Hurricanes are Polite Disasters

Figure 1. A montage of different images of Hurricane Georges taken as it wandered from the central Atlantic to the American coast. Image courtesy of National Oceanic and Atmospheric Administration/Department of Commerce.
Figure 2. Composite satellite photograph of Hurricane Georges on Sept. 22, 1998, just after it roared across Puerto Rico. Spiral-shaped clouds circle around the large eye. Image courtesy of National Oceanic and Atmospheric Administration/Department of Commerce.

Hurricanes are Polite Disasters

Of all our planet's major natural disasters – including earthquakes, volcanic eruptions, tsunamis, avalanches, and the like – a hurricane is the only one that provides fair warning to its distant victims. 
"Hello! Here I am incubating off the coast of Africa," it calls to Caribbean islanders one bright and sunny September morning. 
"OK, I'm churning up the middle of the Atlantic. Better take me seriously," it advises several days later. 
"Hey, I'm really building up, and I'm heading straight for the Lesser Antilles. Time to stock up!" it warns ominously a week after it first forms. 
"Look smart, Puerto Rico!
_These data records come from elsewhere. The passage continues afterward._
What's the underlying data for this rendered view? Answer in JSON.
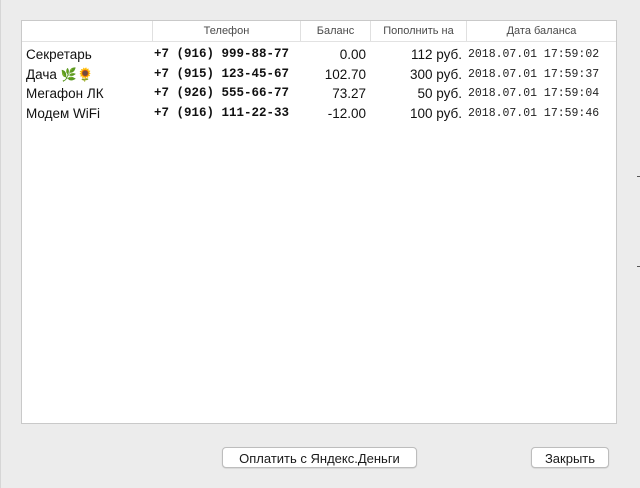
{
  "table": {
    "columns": [
      "",
      "Телефон",
      "Баланс",
      "Пополнить на",
      "Дата баланса"
    ],
    "rows": [
      {
        "name": "Секретарь",
        "emoji": "",
        "phone": "+7 (916) 999-88-77",
        "balance": "0.00",
        "topup": "112 руб.",
        "date": "2018.07.01 17:59:02"
      },
      {
        "name": "Дача",
        "emoji": "🌿🌻",
        "phone": "+7 (915) 123-45-67",
        "balance": "102.70",
        "topup": "300 руб.",
        "date": "2018.07.01 17:59:37"
      },
      {
        "name": "Мегафон ЛК",
        "emoji": "",
        "phone": "+7 (926) 555-66-77",
        "balance": "73.27",
        "topup": "50 руб.",
        "date": "2018.07.01 17:59:04"
      },
      {
        "name": "Модем WiFi",
        "emoji": "",
        "phone": "+7 (916) 111-22-33",
        "balance": "-12.00",
        "topup": "100 руб.",
        "date": "2018.07.01 17:59:46"
      }
    ]
  },
  "buttons": {
    "pay_label": "Оплатить с Яндекс.Деньги",
    "close_label": "Закрыть"
  }
}
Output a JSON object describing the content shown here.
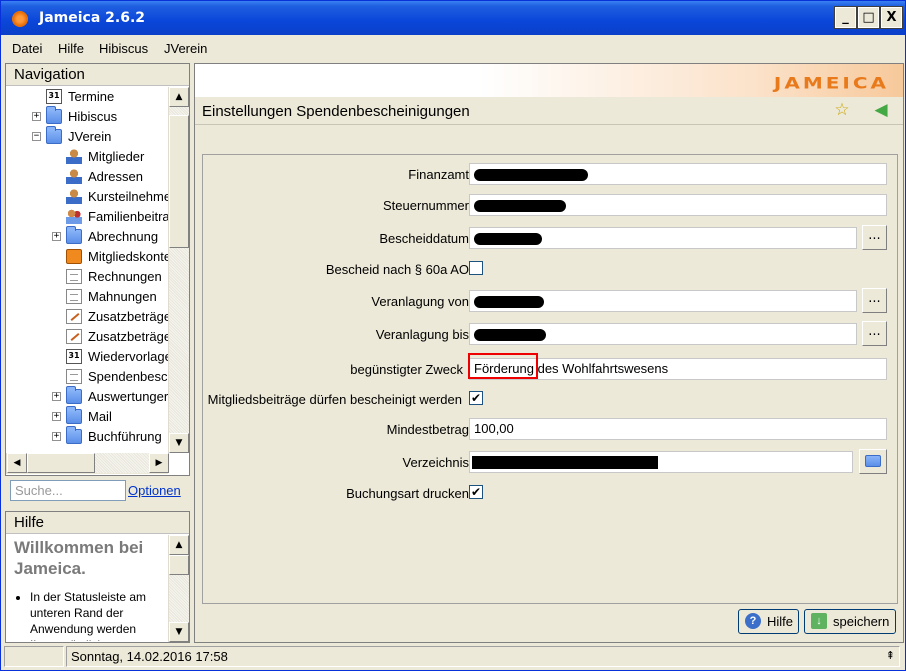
{
  "window": {
    "title": "Jameica 2.6.2",
    "min": "_",
    "max": "□",
    "close": "X"
  },
  "menu": [
    "Datei",
    "Hilfe",
    "Hibiscus",
    "JVerein"
  ],
  "navigation": {
    "title": "Navigation",
    "items": [
      {
        "label": "Termine",
        "icon": "calendar-icon"
      },
      {
        "label": "Hibiscus",
        "icon": "folder-icon",
        "expander": "+"
      },
      {
        "label": "JVerein",
        "icon": "folder-icon",
        "expander": "−"
      },
      {
        "label": "Mitglieder",
        "icon": "user-icon"
      },
      {
        "label": "Adressen",
        "icon": "user-icon"
      },
      {
        "label": "Kursteilnehme",
        "icon": "user-icon"
      },
      {
        "label": "Familienbeitra",
        "icon": "family-icon"
      },
      {
        "label": "Abrechnung",
        "icon": "folder-icon",
        "expander": "+"
      },
      {
        "label": "Mitgliedskonte",
        "icon": "money-icon"
      },
      {
        "label": "Rechnungen",
        "icon": "document-icon"
      },
      {
        "label": "Mahnungen",
        "icon": "document-icon"
      },
      {
        "label": "Zusatzbeträge",
        "icon": "edit-icon"
      },
      {
        "label": "Zusatzbeträge",
        "icon": "edit-icon"
      },
      {
        "label": "Wiedervorlage",
        "icon": "calendar-icon"
      },
      {
        "label": "Spendenbesch",
        "icon": "document-icon"
      },
      {
        "label": "Auswertunger",
        "icon": "folder-icon",
        "expander": "+"
      },
      {
        "label": "Mail",
        "icon": "folder-icon",
        "expander": "+"
      },
      {
        "label": "Buchführung",
        "icon": "folder-icon",
        "expander": "+"
      }
    ]
  },
  "search": {
    "placeholder": "Suche...",
    "options_link": "Optionen"
  },
  "help": {
    "title": "Hilfe",
    "heading": "Willkommen bei Jameica.",
    "text": "In der Statusleiste am unteren Rand der Anwendung werden Ihnen nützliche"
  },
  "banner": {
    "logo": "JAMEICA"
  },
  "page": {
    "title": "Einstellungen Spendenbescheinigungen"
  },
  "form": {
    "finanzamt": {
      "label": "Finanzamt"
    },
    "steuernummer": {
      "label": "Steuernummer"
    },
    "bescheiddatum": {
      "label": "Bescheiddatum",
      "button": "..."
    },
    "bescheid60a": {
      "label": "Bescheid nach § 60a AO",
      "checked": false
    },
    "veranlagung_von": {
      "label": "Veranlagung von",
      "button": "..."
    },
    "veranlagung_bis": {
      "label": "Veranlagung bis",
      "button": "..."
    },
    "zweck": {
      "label": "begünstigter Zweck",
      "value_highlight": "Förderung",
      "value_rest": " des Wohlfahrtswesens"
    },
    "mitgliedsbeitraege": {
      "label": "Mitgliedsbeiträge dürfen bescheinigt werden",
      "checked": true,
      "mark": "✔"
    },
    "mindestbetrag": {
      "label": "Mindestbetrag",
      "value": "100,00"
    },
    "verzeichnis": {
      "label": "Verzeichnis"
    },
    "buchungsart": {
      "label": "Buchungsart drucken",
      "checked": true,
      "mark": "✔"
    }
  },
  "buttons": {
    "help": "Hilfe",
    "save": "speichern"
  },
  "status": {
    "datetime": "Sonntag, 14.02.2016 17:58"
  }
}
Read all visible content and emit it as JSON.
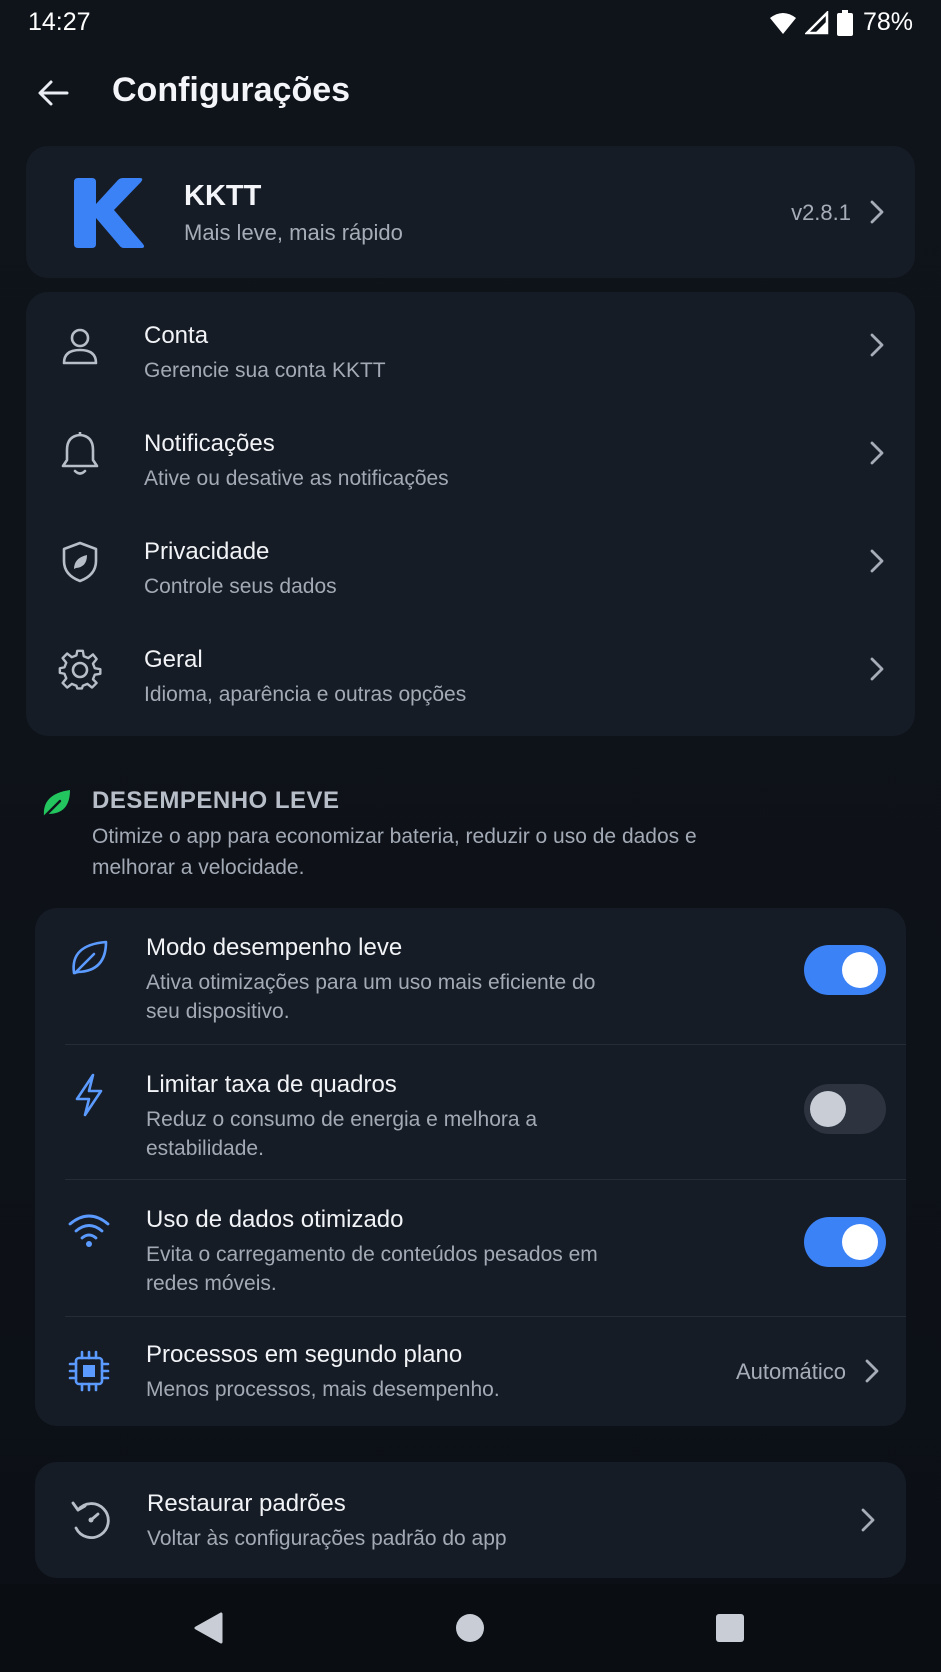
{
  "status_bar": {
    "time": "14:27",
    "battery": "78%"
  },
  "app_bar": {
    "title": "Configurações"
  },
  "app_card": {
    "name": "KKTT",
    "tagline": "Mais leve, mais rápido",
    "version": "v2.8.1"
  },
  "settings": {
    "items": [
      {
        "title": "Conta",
        "subtitle": "Gerencie sua conta KKTT",
        "icon": "user-icon"
      },
      {
        "title": "Notificações",
        "subtitle": "Ative ou desative as notificações",
        "icon": "bell-icon"
      },
      {
        "title": "Privacidade",
        "subtitle": "Controle seus dados",
        "icon": "shield-icon"
      },
      {
        "title": "Geral",
        "subtitle": "Idioma, aparência e outras opções",
        "icon": "gear-icon"
      }
    ]
  },
  "performance": {
    "title": "DESEMPENHO LEVE",
    "description": "Otimize o app para economizar bateria, reduzir o uso de dados e melhorar a velocidade.",
    "items": [
      {
        "title": "Modo desempenho leve",
        "subtitle": "Ativa otimizações para um uso mais eficiente do seu dispositivo.",
        "enabled": true,
        "icon": "leaf-icon"
      },
      {
        "title": "Limitar taxa de quadros",
        "subtitle": "Reduz o consumo de energia e melhora a estabilidade.",
        "enabled": false,
        "icon": "lightning-icon"
      },
      {
        "title": "Uso de dados otimizado",
        "subtitle": "Evita o carregamento de conteúdos pesados em redes móveis.",
        "enabled": true,
        "icon": "wifi-icon"
      }
    ],
    "background": {
      "title": "Processos em segundo plano",
      "subtitle": "Menos processos, mais desempenho.",
      "value": "Automático",
      "icon": "chip-icon"
    }
  },
  "restore": {
    "title": "Restaurar padrões",
    "subtitle": "Voltar às configurações padrão do app",
    "icon": "restore-icon"
  },
  "colors": {
    "accent": "#3b82f6",
    "leaf": "#22c55e",
    "card": "#161c25",
    "background": "#0d1117"
  }
}
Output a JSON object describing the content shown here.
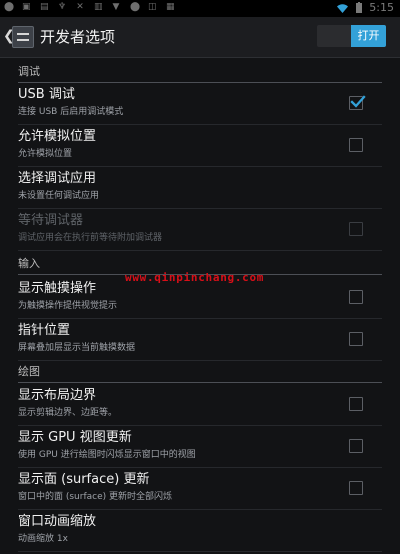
{
  "status_bar": {
    "notification_icons": [
      "android-icon",
      "image-icon",
      "apk-icon",
      "usb-icon",
      "tool-icon",
      "file-icon",
      "download-icon",
      "android-icon",
      "chat-icon",
      "settings-icon"
    ],
    "time": "5:15"
  },
  "header": {
    "back_icon": "chevron-left-icon",
    "app_icon": "settings-icon",
    "title": "开发者选项",
    "toggle": {
      "state": "打开"
    }
  },
  "sections": [
    {
      "title": "调试",
      "items": [
        {
          "title": "USB 调试",
          "summary": "连接 USB 后启用调试模式",
          "checked": true,
          "disabled": false
        },
        {
          "title": "允许模拟位置",
          "summary": "允许模拟位置",
          "checked": false,
          "disabled": false
        },
        {
          "title": "选择调试应用",
          "summary": "未设置任何调试应用",
          "checked": false,
          "disabled": false
        },
        {
          "title": "等待调试器",
          "summary": "调试应用会在执行前等待附加调试器",
          "checked": false,
          "disabled": true
        }
      ]
    },
    {
      "title": "输入",
      "items": [
        {
          "title": "显示触摸操作",
          "summary": "为触摸操作提供视觉提示",
          "checked": false,
          "disabled": false
        },
        {
          "title": "指针位置",
          "summary": "屏幕叠加层显示当前触摸数据",
          "checked": false,
          "disabled": false
        }
      ]
    },
    {
      "title": "绘图",
      "items": [
        {
          "title": "显示布局边界",
          "summary": "显示剪辑边界、边距等。",
          "checked": false,
          "disabled": false
        },
        {
          "title": "显示 GPU 视图更新",
          "summary": "使用 GPU 进行绘图时闪烁显示窗口中的视图",
          "checked": false,
          "disabled": false
        },
        {
          "title": "显示面 (surface) 更新",
          "summary": "窗口中的面 (surface) 更新时全部闪烁",
          "checked": false,
          "disabled": false
        },
        {
          "title": "窗口动画缩放",
          "summary": "动画缩放 1x",
          "checked": false,
          "disabled": false
        }
      ]
    }
  ],
  "watermark": "www.qinpinchang.com",
  "colors": {
    "accent": "#33a1d8",
    "background": "#121315",
    "watermark": "#d80f18"
  }
}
I've just pulverized the island of Guadeloupe, and that didn't slow me down. Here I come. Batten down the hatches!" 
Can you imagine a more polite disaster?

In the Olden Days
People didn't appreciate the politeness of hurricanes until scientists developed the technology to track them. Until relatively recently, there were no satellite photos or planes to fly into the hurricane's eye. The Arawak Indians described the hurricane's warning signs to Christopher Columbus, and he listened to them. On at least one occasion this knowledge saved Columbus' fleet from a watery grave. Lesser Antilles Islanders came to know that hurricanes were likely to strike during August and September. They would watch closely for the signs – a hazy sun, a light drizzle, an upswing of wind, and, most notably, the erratic, inland flight of the magnificent frigatebird, known on some islands as the hurricane bird. 

What's in a Name? 
The word "hurricane" comes from an Arawak Indian word. The Indians used the word huracán in conversations with early Spanish settlers. Later, the English adapted the pronunciation. Halfway around the world, in the Pacific Ocean, the same phenomenon is known as a "typhoon." That name merged Chinese and Arabic words. A universal term for this type of storm is cyclone. 
For centuries Catholic islanders named hurricanes for the saint on whose day the storm fell. Some hurricanes were renamed after causing horrible damage. One especially violent storm that devastated virtually every island in the Lesser Antilles lives on in infamy as the Great Hurricane of 1780. In recent decades the names established by the World Meteorological Organization – Betsy, Beulah, Camille – have been universally adopted. Recently, names of both men and women are used alternately. You may hear of hurricanes named Anna, Bob, Cynthia, Donald, Esther, and Frank. 

A Definition, Please? 
A hurricane is a storm in which a vast system of clouds, heavy rains, and strong winds circle around a calm center. It originates in the warm waters of the tropics, then lumbers slowly across the ocean at speeds of 5 to 20 miles per hour (8 kph to 32 kph), spinning around a core of low atmospheric pressure. Although the whole storm moves slowly, the circling winds in the storm blow at speeds of 74 miles an hour (119 kph) in a minimal hurricane and up to nearly 150 miles per hour (241 kph) in the strongest storms. 

How About a Picture? 
Picture the worst storm you can imagine – dark, churning clouds. Rain falling in sheets so thick you can scarcely see your hands in front of you. Winds so strong that they bend young trees parallel to the ground. Houses fly apart. Leaves and branches are ripped off of strong trees, leaving barren trunks. Weak trees and plants are simply torn out of the ground. Great bursts of tropical rains drive flash floods down every crease and gully, carrying away anything loose: trees, houses, animals, and people.
The central core of the storm, in some cases almost 15 miles (24 km) in diameter, is called the "eye." In the eye the air becomes calm, clouds part, and patches of blue sky might appear. But the calm of the eye is only a tease. It gives hope to sailors and islanders that the worst is over. In fact, when the eye arrives, the storm is only half over. Some of the strongest winds begin to howl – from the opposite direction – as soon as the eye passes.

How Often?
Hurricanes are born of solar heating of the tropical ocean and winds driven by Earth’s spin, so hurricanes have been around as long as there have been oceans. A dozen or so hurricanes form in the Atlantic every year. A few of them are strong. They wander almost randomly across the sea, but they are so big and so frequent that any given island is hit by a large hurricane every few decades. Plants and animals in the Caribbean have had to adapt to the hurricanes just as plants and animals have adapted to forest fires in the American West.